The moment I delivered Aldo's message, I felt better. Aldo had made it OK for me to cope in my own way, to recover at my own pace, to be my own mess of a self. That is when I began to realize that I had been tyrannized by the idea that everyone must always have a positive attitude.
Having flourished in my own authentically kvetchy way, I believe that we would be better off if we let everyone be themselves — positive, negative or even somewhere in-between.

Independently produced for All Things Considered by Jay Allison and Dan Gediman with John Gregory and Viki Merrick.
More previous thoughts:

Tuesday, August 05, 2008

Did you know you’re the best, Mommy?

My daughter says this to me on a regular basis. And I don't just mean weekly, I mean several times a day. She is also regularly asking me, "What did you like best about ___________?" or "What was your favorite part of __________?" But I am always hard-pressed to pick a best or favorite anything. I guess that's why I have a difficult time when someone tells me about the best (you can fill in the blank here...) I mean really, unless you've experienced all of the (okay, I'll use...eggs benedict, since I love food) there is to try, how can you possibly know it's the best? Certainly, it's the best you've tried, in your opinion. But then, maybe it was the fact that you had this eggs benedict at a restaurant on the California coast, al fresco, with the humidity hovering at a high 20 percent. And maybe you were sharing the eggs benedict with your oldest and dearest (dare I say it, best?!) friend. Absolutely, it may qualify as the best, in your book. But I'm betting it isn't the BEST.

The same is true with parenting. Of course my daughter thinks I'm the best...I am her only mother, and her loyalty to me is by nature very strong. She may meet other moms who are more fun, more patient (easily!) or more 'cool', but I will always be the best. I am what she knows, what she is familiar with, and to whom all her memories of childhood are so connected. But I bet there are better moms out there.

So, I'm not comfortable with superlatives. I feel there is always room for good, better and even better, but best is elusive. I feel the same way about experts...those who feel their life experience with (once again, fill in the blank) gives them superiority in that given area. Not true. For every definitive fact they may give you about (gardening, cooking, raising cats, etc.), I am fairly certain someone can give them an exception. That is what makes our life experiences so special. If we listened to the experts, we might not do things our own way. Throughout time, improvements have come from deviating from the tried and true. By all means, gardening (for example) requires sun, earth and water. But have a little fun, experiment! Make it your own.
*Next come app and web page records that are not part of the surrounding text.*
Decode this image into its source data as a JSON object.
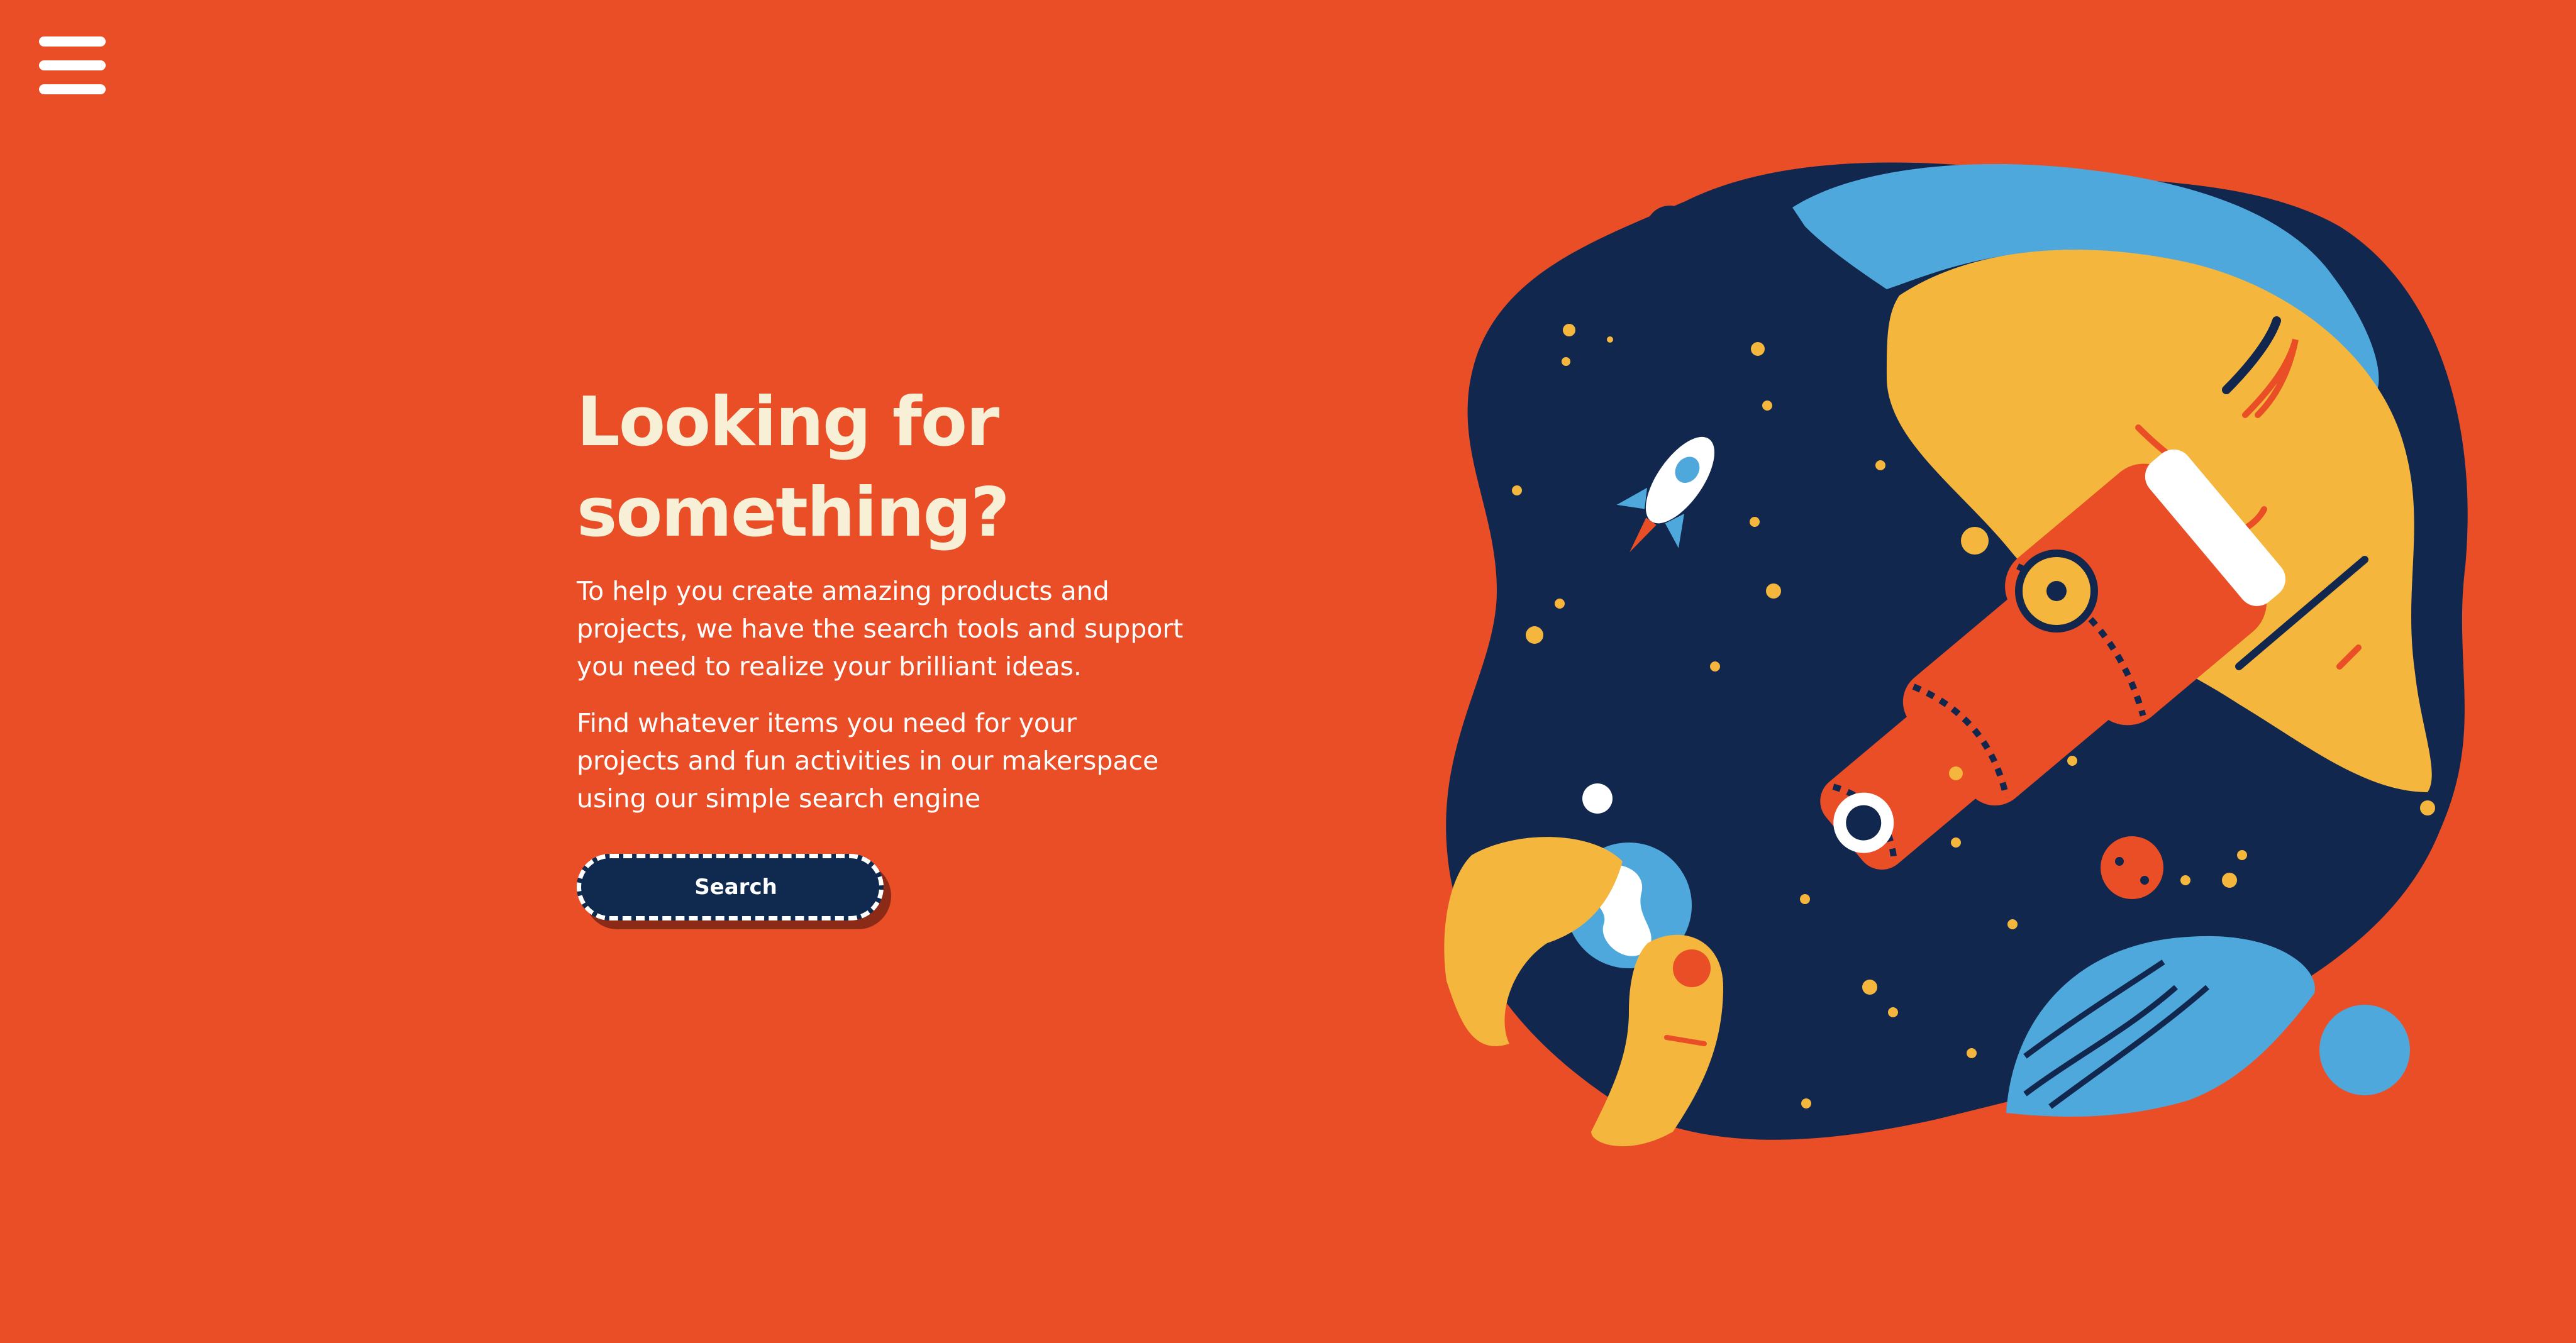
{
  "menu": {
    "icon": "hamburger-menu-icon"
  },
  "hero": {
    "title": "Looking for\nsomething?",
    "paragraph_1": "To help you create amazing products and projects, we have the search tools and support you need to realize your brilliant ideas.",
    "paragraph_2": "Find whatever items you need for your projects and fun activities in our makerspace using our simple search engine",
    "search_button_label": "Search"
  },
  "colors": {
    "background": "#e94e27",
    "title": "#f7efd6",
    "button": "#0f2a4e",
    "navy": "#12274d",
    "yellow": "#f4b63c",
    "blue": "#4fa8dc"
  },
  "illustration": {
    "icon": "astronomer-telescope-illustration"
  }
}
That is all.
Some previous thoughts:

Tuesday, May 27, 2008

the nuances of human relationships

After a weekend that was all over the map, I'm feeling the need to put some words down.
Thought I'd share with my friends (you know, the touchy feely, word lover ones... )

I'm overwhelmed with the subtle and not so subtle emotions that come and go with the various friendships in my life. How some connections are so positively crackling, and others are so tenuous. There are times I feel like my nerves are sitting right on top of my skin, I feel so alive. This weekend was one of those times.

It is amazing to me how gratifying and deep some of my friendships are, much more intense than love relationships of the past. And yet that depth in those friendships is love. It's a love that accepts, indulges, and forgives. It is the kind of love I hope to have one day in a love relationship, and I do believe I won't settle for any less.

Yes, I will hold out for a love friendship that transitions naturally into a love relationship. For now, my love friendships more than sustain me.

My First Blog Post

I wonder...is blogging just a virtual way of hearing ourselves talk? Is it a platform for espousing our viewpoints and soliciting validation for those viewpoints? Or do we really want to hear what other people think about what we think? I wonder.